And I did it by bike, of course, although given that it was resolutely pissing down, the other half did offer to run me up to New Nearest Village before he left with the car. I spurned his offer because it is only 3 miles at most to the polling station and how wet, realistically could I get?*
But that wasn’t what made the ride up to the village and back one of the more unpleasant experiences I’ve had on the bike, although it didn’t help. As regular readers will know, I’m mainly all ‘yay bike’ and generally full of the joys of cycling, but the road up to the new nearest village is a B road which means it has a white line down the middle, regardless of the fact that each lane is basically just a car-width wide, so drivers put their foot down and go for it. It’s also twisty and manages to be uphill in both directions, because to get to the village you have to climb up and then descend, and then repeat to get home. Mostly this is manageable because there aren’t many cars to deal with. But today it was quite busy, and that just made it grim.

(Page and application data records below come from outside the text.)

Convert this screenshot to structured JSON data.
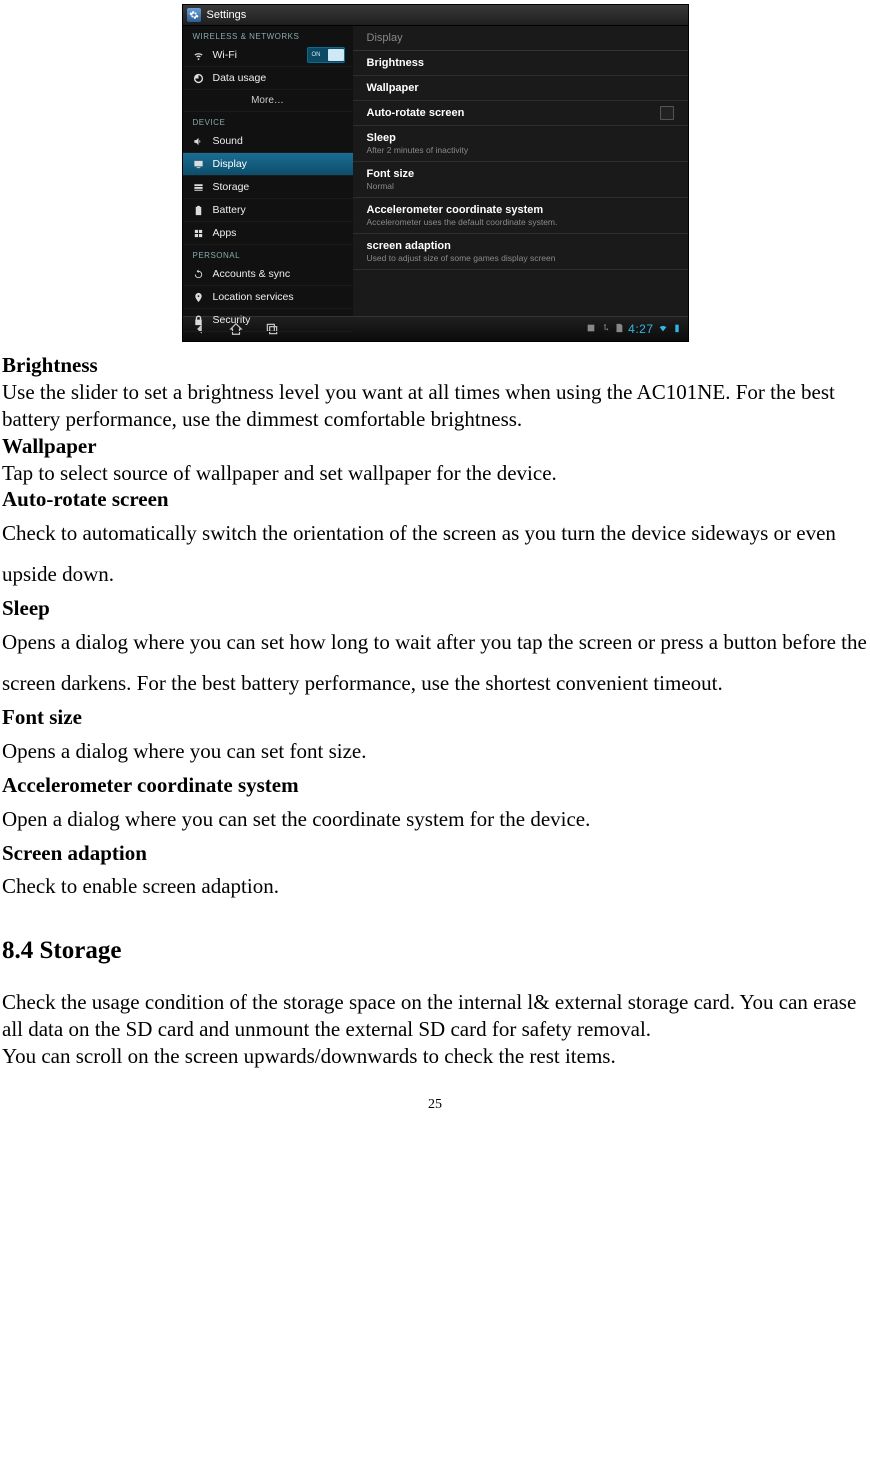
{
  "screenshot": {
    "titlebar": {
      "title": "Settings"
    },
    "sidebar": {
      "section_wireless": "WIRELESS & NETWORKS",
      "wifi": "Wi-Fi",
      "wifi_toggle": "ON",
      "data_usage": "Data usage",
      "more": "More…",
      "section_device": "DEVICE",
      "sound": "Sound",
      "display": "Display",
      "storage": "Storage",
      "battery": "Battery",
      "apps": "Apps",
      "section_personal": "PERSONAL",
      "accounts": "Accounts & sync",
      "location": "Location services",
      "security": "Security"
    },
    "detail": {
      "header": "Display",
      "brightness": "Brightness",
      "wallpaper": "Wallpaper",
      "autorotate": "Auto-rotate screen",
      "sleep_t": "Sleep",
      "sleep_s": "After 2 minutes of inactivity",
      "font_t": "Font size",
      "font_s": "Normal",
      "accel_t": "Accelerometer coordinate system",
      "accel_s": "Accelerometer uses the default coordinate system.",
      "adapt_t": "screen adaption",
      "adapt_s": "Used to adjust size of some games display screen"
    },
    "navbar": {
      "clock": "4:27"
    }
  },
  "doc": {
    "brightness_h": "Brightness",
    "brightness_p": "Use the slider to set a brightness level you want at all times when using the AC101NE. For the best battery performance, use the dimmest comfortable brightness.",
    "wallpaper_h": "Wallpaper",
    "wallpaper_p": "Tap to select source of wallpaper and set wallpaper for the device.",
    "autorotate_h": "Auto-rotate screen",
    "autorotate_p": "Check to automatically switch the orientation of the screen as you turn the device sideways or even upside down.",
    "sleep_h": "Sleep",
    "sleep_p": "Opens a dialog where you can set how long to wait after you tap the screen or press a button before the screen darkens. For the best battery performance, use the shortest convenient timeout.",
    "font_h": "Font size",
    "font_p": "Opens a dialog where you can set font size.",
    "accel_h": "Accelerometer coordinate system",
    "accel_p": "Open a dialog where you can set the coordinate system for the device.",
    "adapt_h": "Screen adaption",
    "adapt_p": "Check to enable screen adaption.",
    "storage_section": "8.4 Storage",
    "storage_p1": "Check the usage condition of the storage space on the internal l& external storage card. You can erase all data on the SD card and unmount the external SD card for safety removal.",
    "storage_p2": "You can scroll on the screen upwards/downwards to check the rest items.",
    "page_number": "25"
  }
}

The problem is partly that people in cars apparently have to drive like nutters when it’s raining even though cars mostly have roofs and don’t generally let the rain in, and there’s water running across the road and standing on the road, and flying up into my face as cars pass. But mainly it’s just that the road is too fast and too narrow for any sort of comfort on the bike. The first few drivers to pass me were too close for comfort, but even having a car pass you with room to spare is quite frightening at 60 mph, especially when some of them start to pull back in before they’ve finished passing you.
The thing is – and this is not necessarily the drivers doing anything wrong – when I hear a car coming up behind me, I can’t tell whether they’re going to squeeze past or cross into the other lane to overtake. I can’t tell if they’re going to wait for a clear bit of road or just overtake on the blind bend or with an oncoming tractor. I can’t even tell if they’ve seen me or if they’re on their phone, or what. When I’ve had one or two close passes already, my adrenaline levels go through the roof as I hear another driver approaching behind me. I’m waiting to see if they’ll appear right at my elbow or pass me with care. All I can do is take enough space on the road that I can make room for myself if I do get a close pass and await my fate. After enough cars have squeezed past me regardless, what started as a simple trip on the bike begins to feel like an endless succession of death threats.
I’m not going to lie to you, on days like today, riding a bike up that road isn’t a pleasant way of getting about. If there was an alternative road, I would take it. If there was a candidate promising to build a cycle path up to Nearest Village I’d have voted for them like a shot, whatever party they stood for. As it is, I just have to grit my teeth, do everything I can to ride safely myself, and hope.
It really, really doesn’t have to be this way. There will always be hills and there will always be rain, but there’s no reason why riding a bike should mean taking my life in my hands. One day we’ll rearrange our roads so that I can ride away from speeding traffic, and drivers don’t have to worry about hitting people on bikes.
Meanwhile, if you’re driving and you see a cyclist up ahead, please do this for me: don’t just whoosh past as if the cyclist wasn’t there. Come off the accelerator while you assess the situation – it’s extremely reassuring as a cyclist to hear that from an approaching car. Cross right into the other lane to pass (if you’re crossing the white line a bit anyway – which you mostly need to if you’re giving the cyclist enough room to be safe – you might as well go the whole hog and change lanes). If it doesn’t feel safe to change lanes then don’t pass until it is. Oh, and when you’ve overtaken, please do make sure you’ve actually passed the cyclist before you start moving onto the bit of road they’re currently cycling on, especially if you’re towing a trailer. It will literally only be a few seconds on your journey time. But it could mean the difference between me or somebody like me getting home safely and not.
* the answer is ‘thoroughly’ – once again the only piece of kit which didn’t fail me and let the rain in was my Harris tweed cap, although it would have been better had I not then dropped it in a muddy puddle along with my gloves …